Use these strategies to collect psychographic data from your audience:
- Analytics: Look at your content analytics to see which blog posts your audience engages with the most. Look at what these pieces of content have in common. Those points of convergence can give you a good idea about what motivates them to act.
- Listening: Social media is where people and brands go to brag, complain, ask questions, and mourn. As such, it’s a fertile source of psychographic data. Use listening tools to delve into what they’re asking, what they complain about, what makes them sad, and what sparks joy in their lives. Then, create content that answers their questions, solves their problems, and brings them happiness. Blog post comments, too, can give you a sense of how your audience thinks.
- Surveys: Asking your audience directly about various issues can help you get to know their needs. Learn about what problems they face, what brings them joy, and the goals they dream about achieving. Use their answers as a springboard for content planning.
Once you have the psychographic data you need, create content around their pain points, sources of joy, and goals. Use language that they’ll understand and relate to.
Use a Step-by-Step Approach in Problem-Solving Content
As Harris pointed out, people have an easier time implementing a new solution if they can put it into action in small steps. If the process is complex or expensive, break it down into easy-to-digest parts that are specific and achievable, and will produce verifiable results.
For example, telling a cash-strapped startup company to pay a high-end content marketing agency to create their content isn’t realistic. However, teaching them to use a combination of their own subject matter expertise and outsourced freelancers to get their content strategy off the ground would fit into their budget.
As their revenue grows, then you can advise them to outsource their content creation to an outside agency. That approach helps them solve their immediate challenge (lack of a content marketing strategy and execution) while they work toward their eventual goal: focusing on their work and delegating their marketing elsewhere.
Creating customer-focused content shouldn’t strip your brand of its unique identity. Nor should your brand abandon its core values to sell stuff.
Staying true to your values and brand voice is the best way to build long-term trust in your company. Authenticity will mark yours as a brand that’s in business for the long run.

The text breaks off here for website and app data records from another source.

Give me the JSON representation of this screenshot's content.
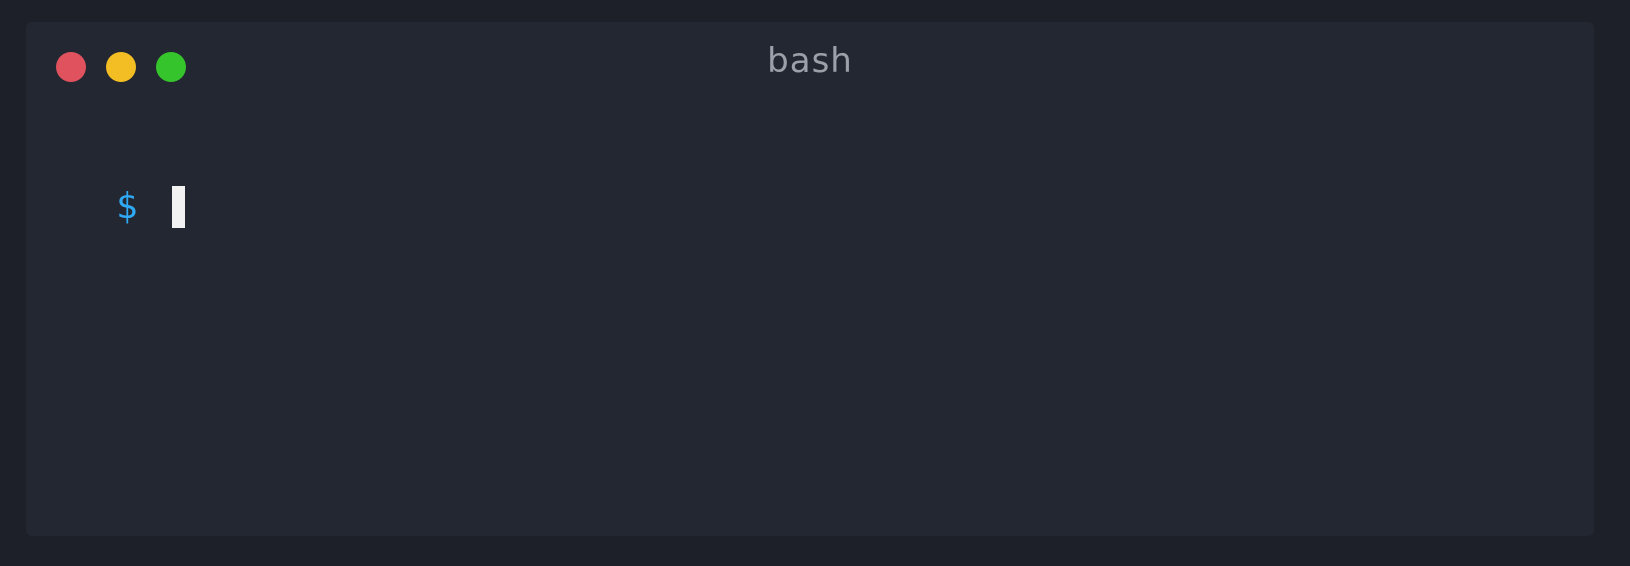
{
  "window": {
    "title": "bash",
    "controls": {
      "close": "close",
      "minimize": "minimize",
      "maximize": "maximize"
    }
  },
  "terminal": {
    "prompt": "$",
    "input_value": ""
  },
  "colors": {
    "page_background": "#1e2029",
    "window_background": "#232731",
    "title_text": "#9ca0a8",
    "prompt": "#2fa9f4",
    "cursor": "#f2f2f2",
    "close": "#e0535e",
    "minimize": "#f3be24",
    "maximize": "#36c42c"
  }
}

Blend Facts with Vivid Words and Images
What makes one documentary film a yawnfest while another becomes a mainstream hit? It’s the vivid language and images that allow the audience to feel like they’re part of the action.

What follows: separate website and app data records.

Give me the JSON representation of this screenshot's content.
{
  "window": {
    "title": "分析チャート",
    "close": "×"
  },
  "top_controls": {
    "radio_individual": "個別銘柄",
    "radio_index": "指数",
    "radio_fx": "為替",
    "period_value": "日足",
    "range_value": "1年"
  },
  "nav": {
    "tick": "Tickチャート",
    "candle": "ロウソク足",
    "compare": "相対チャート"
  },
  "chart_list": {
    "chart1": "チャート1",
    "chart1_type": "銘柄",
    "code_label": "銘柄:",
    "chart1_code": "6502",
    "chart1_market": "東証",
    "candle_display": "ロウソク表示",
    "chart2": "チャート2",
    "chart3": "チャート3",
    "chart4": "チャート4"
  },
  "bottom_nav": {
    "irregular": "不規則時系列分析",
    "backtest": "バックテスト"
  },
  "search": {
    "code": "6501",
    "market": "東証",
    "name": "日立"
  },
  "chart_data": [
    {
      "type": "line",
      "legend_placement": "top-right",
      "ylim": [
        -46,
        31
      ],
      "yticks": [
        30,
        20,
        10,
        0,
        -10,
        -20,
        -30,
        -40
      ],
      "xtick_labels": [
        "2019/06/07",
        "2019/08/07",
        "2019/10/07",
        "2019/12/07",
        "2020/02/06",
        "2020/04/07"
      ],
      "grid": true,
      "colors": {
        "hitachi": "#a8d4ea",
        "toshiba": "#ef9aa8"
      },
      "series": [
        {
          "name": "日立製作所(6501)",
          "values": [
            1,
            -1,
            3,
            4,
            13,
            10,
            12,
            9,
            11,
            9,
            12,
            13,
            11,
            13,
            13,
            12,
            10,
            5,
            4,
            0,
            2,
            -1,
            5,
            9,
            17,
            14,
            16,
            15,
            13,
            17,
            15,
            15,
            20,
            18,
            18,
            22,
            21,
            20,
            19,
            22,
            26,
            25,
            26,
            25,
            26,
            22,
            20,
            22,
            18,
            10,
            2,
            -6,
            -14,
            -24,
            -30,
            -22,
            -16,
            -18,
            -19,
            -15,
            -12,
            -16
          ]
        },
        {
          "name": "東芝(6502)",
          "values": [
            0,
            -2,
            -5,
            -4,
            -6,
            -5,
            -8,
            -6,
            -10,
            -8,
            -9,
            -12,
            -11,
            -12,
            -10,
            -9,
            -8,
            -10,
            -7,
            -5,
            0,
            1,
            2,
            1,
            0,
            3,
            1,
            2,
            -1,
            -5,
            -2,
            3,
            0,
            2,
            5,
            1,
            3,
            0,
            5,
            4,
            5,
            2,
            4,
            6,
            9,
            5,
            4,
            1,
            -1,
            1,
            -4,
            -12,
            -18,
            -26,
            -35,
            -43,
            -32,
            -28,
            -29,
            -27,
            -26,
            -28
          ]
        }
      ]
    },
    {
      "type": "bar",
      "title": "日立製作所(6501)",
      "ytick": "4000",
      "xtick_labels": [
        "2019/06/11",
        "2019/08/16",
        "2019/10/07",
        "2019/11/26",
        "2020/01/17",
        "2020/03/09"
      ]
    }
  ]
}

Indeed, a documentary presents facts. Yet cloaked in vivid images and evocative language, the film comes alive.
Use the same strategy on your content marketing pieces.
Finally, Venture Outside of the Marketing Silo
Don’t limit your strategy and ideation to your marketing team. Your sales teams, for instance, can be a rich source of information about the kinds of questions prospects ask and the objections they raise. Use their insights to collaborate on content that answers their prospects’ questions and meets their objections.
Subject matter experts, too, can lend their technical knowhow to help you ease your audience’s worries and build trust. For example, if your company makes protective masks, the scientists who tested the masks can provide information about what qualities make one mask more virus-resistant than another.
With a content marketing platform that encourages collaboration, you can invite people from other teams to contribute their expertise without taking up too much of their valuable time. It simplifies your workflow and allows you to spend more time on the creation process itself.
Here’s the good news. You can give our content platform a free test drive for 14 days with no obligation on your part. Streamline your content production and add a little emotion to your content. Try DivvyHQ today!